PROBLEM DESCRIPTION:
In the material below, find each line with the word "name" and copy it.

SUPPLIED MATERIAL:
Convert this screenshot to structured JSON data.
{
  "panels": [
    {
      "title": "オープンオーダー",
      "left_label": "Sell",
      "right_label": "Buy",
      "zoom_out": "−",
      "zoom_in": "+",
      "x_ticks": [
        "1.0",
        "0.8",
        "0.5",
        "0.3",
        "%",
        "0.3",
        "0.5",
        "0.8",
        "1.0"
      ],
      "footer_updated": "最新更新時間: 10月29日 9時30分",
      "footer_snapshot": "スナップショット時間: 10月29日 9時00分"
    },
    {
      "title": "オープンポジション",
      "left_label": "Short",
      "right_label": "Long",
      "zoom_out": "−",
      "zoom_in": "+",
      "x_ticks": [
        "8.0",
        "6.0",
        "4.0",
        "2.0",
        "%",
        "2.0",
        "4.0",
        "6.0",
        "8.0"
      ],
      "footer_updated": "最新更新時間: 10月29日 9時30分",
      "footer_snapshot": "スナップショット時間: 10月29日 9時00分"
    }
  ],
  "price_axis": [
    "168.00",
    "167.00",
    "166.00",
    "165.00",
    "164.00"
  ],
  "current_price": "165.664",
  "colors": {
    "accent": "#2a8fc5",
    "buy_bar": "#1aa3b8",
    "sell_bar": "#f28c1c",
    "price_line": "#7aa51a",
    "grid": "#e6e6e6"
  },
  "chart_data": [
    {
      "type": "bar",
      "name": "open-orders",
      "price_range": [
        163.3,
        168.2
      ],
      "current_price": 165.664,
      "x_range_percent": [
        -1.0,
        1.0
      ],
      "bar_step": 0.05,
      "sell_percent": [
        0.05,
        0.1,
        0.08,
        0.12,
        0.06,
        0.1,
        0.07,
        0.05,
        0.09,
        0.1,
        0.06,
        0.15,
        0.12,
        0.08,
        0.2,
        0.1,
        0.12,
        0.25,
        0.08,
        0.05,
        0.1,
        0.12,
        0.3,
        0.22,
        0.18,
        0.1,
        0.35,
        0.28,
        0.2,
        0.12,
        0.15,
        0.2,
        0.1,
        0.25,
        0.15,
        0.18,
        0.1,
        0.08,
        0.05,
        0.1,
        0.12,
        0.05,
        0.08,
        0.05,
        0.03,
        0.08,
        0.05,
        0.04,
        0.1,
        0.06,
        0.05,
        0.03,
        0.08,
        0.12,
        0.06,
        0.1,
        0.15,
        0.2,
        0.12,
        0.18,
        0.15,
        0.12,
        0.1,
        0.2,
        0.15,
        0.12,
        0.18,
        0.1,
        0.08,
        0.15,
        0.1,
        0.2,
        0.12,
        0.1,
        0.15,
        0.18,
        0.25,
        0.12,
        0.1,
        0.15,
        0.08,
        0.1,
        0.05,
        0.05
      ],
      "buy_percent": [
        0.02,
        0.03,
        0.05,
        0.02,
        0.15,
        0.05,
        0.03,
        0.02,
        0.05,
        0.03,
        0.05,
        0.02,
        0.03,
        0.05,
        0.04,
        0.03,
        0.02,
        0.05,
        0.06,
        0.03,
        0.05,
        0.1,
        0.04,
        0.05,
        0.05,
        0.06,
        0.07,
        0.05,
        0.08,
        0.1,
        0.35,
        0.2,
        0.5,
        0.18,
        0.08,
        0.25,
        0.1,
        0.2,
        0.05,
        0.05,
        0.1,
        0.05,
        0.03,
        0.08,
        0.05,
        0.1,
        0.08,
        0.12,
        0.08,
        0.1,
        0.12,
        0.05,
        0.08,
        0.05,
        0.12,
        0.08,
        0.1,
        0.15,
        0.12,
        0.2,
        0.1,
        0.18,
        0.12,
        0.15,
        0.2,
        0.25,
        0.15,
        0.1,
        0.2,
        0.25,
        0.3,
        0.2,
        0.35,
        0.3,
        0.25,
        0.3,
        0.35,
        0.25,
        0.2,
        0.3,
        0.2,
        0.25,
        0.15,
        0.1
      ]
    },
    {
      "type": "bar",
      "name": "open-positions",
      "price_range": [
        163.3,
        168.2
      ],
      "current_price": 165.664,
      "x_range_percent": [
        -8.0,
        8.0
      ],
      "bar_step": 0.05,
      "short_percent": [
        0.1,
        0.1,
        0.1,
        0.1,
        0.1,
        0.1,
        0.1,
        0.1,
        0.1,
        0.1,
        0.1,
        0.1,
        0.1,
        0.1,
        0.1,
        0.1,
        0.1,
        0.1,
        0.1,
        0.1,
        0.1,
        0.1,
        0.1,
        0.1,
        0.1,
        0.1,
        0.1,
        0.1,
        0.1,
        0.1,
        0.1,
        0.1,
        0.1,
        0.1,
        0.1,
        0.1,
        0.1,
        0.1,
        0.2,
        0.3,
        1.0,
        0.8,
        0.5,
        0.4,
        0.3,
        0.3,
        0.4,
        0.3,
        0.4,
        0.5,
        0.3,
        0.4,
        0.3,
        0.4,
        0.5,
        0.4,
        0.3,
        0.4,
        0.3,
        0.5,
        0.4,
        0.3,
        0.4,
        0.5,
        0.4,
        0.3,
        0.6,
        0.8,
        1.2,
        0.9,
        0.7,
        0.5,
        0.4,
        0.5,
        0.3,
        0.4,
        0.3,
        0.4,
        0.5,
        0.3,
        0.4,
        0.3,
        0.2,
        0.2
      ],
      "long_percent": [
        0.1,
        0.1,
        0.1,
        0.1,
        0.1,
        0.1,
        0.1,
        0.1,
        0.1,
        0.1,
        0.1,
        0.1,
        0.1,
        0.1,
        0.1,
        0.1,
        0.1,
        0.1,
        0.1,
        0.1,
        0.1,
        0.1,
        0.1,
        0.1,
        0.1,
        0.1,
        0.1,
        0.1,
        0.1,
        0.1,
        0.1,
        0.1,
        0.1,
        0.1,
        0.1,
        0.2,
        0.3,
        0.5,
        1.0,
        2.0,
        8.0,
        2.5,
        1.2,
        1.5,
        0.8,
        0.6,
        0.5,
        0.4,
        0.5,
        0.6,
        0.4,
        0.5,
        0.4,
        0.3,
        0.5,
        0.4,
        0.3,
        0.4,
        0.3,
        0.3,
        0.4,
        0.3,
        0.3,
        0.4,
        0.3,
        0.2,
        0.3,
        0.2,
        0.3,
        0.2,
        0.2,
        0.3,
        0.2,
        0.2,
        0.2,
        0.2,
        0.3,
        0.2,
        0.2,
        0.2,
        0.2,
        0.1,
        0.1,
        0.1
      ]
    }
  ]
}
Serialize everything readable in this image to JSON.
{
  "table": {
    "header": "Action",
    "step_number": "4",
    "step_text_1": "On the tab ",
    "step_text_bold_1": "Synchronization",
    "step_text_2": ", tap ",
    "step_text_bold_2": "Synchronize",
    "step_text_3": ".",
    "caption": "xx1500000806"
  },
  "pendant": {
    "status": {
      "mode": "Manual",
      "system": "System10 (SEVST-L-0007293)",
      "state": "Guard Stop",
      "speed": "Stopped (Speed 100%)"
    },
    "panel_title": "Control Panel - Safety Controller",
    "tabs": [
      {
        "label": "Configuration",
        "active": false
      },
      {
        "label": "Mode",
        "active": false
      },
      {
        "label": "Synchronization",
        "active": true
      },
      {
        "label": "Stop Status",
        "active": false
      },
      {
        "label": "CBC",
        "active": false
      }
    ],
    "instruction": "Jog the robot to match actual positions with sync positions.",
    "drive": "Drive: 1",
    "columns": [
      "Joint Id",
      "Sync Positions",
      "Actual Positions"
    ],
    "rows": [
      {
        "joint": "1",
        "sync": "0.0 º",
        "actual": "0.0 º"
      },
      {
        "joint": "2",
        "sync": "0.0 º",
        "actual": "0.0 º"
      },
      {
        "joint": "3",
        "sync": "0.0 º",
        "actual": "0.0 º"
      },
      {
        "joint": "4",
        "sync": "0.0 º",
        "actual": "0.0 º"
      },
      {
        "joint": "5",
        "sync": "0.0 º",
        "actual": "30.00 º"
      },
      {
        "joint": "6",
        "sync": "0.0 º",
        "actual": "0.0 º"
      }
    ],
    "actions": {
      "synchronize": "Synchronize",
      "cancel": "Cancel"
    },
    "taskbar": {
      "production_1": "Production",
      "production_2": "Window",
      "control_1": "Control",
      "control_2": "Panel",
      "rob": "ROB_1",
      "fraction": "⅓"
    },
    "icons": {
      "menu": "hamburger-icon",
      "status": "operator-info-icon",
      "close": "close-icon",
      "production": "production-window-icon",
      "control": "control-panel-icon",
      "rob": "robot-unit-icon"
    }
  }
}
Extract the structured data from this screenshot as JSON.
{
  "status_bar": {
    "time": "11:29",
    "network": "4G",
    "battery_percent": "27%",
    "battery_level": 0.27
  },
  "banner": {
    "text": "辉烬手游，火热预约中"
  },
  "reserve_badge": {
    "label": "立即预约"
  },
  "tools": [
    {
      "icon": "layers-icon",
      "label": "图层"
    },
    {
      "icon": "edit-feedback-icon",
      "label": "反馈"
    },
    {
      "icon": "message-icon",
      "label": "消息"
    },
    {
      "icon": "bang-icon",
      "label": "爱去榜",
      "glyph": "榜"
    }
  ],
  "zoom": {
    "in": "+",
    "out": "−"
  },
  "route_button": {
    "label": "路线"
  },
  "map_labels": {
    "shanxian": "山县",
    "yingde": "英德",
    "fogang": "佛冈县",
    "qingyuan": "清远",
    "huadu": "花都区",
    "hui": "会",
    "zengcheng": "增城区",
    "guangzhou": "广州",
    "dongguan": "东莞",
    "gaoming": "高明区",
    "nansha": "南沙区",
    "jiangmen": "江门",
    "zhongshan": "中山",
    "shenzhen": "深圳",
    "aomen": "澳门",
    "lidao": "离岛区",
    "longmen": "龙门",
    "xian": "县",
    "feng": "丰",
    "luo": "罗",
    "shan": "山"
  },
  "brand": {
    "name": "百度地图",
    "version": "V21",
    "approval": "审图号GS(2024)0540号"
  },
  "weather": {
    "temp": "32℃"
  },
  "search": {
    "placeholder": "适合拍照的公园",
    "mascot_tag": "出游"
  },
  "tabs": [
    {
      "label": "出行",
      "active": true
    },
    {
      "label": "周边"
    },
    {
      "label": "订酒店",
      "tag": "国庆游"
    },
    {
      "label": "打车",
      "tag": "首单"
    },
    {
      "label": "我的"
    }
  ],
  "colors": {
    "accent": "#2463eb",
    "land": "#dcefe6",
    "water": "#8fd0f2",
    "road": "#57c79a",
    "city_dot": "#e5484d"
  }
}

FINISHED EXERCISE:
      "name": "open-orders",
      "name": "open-positions",
    "name": "百度地图",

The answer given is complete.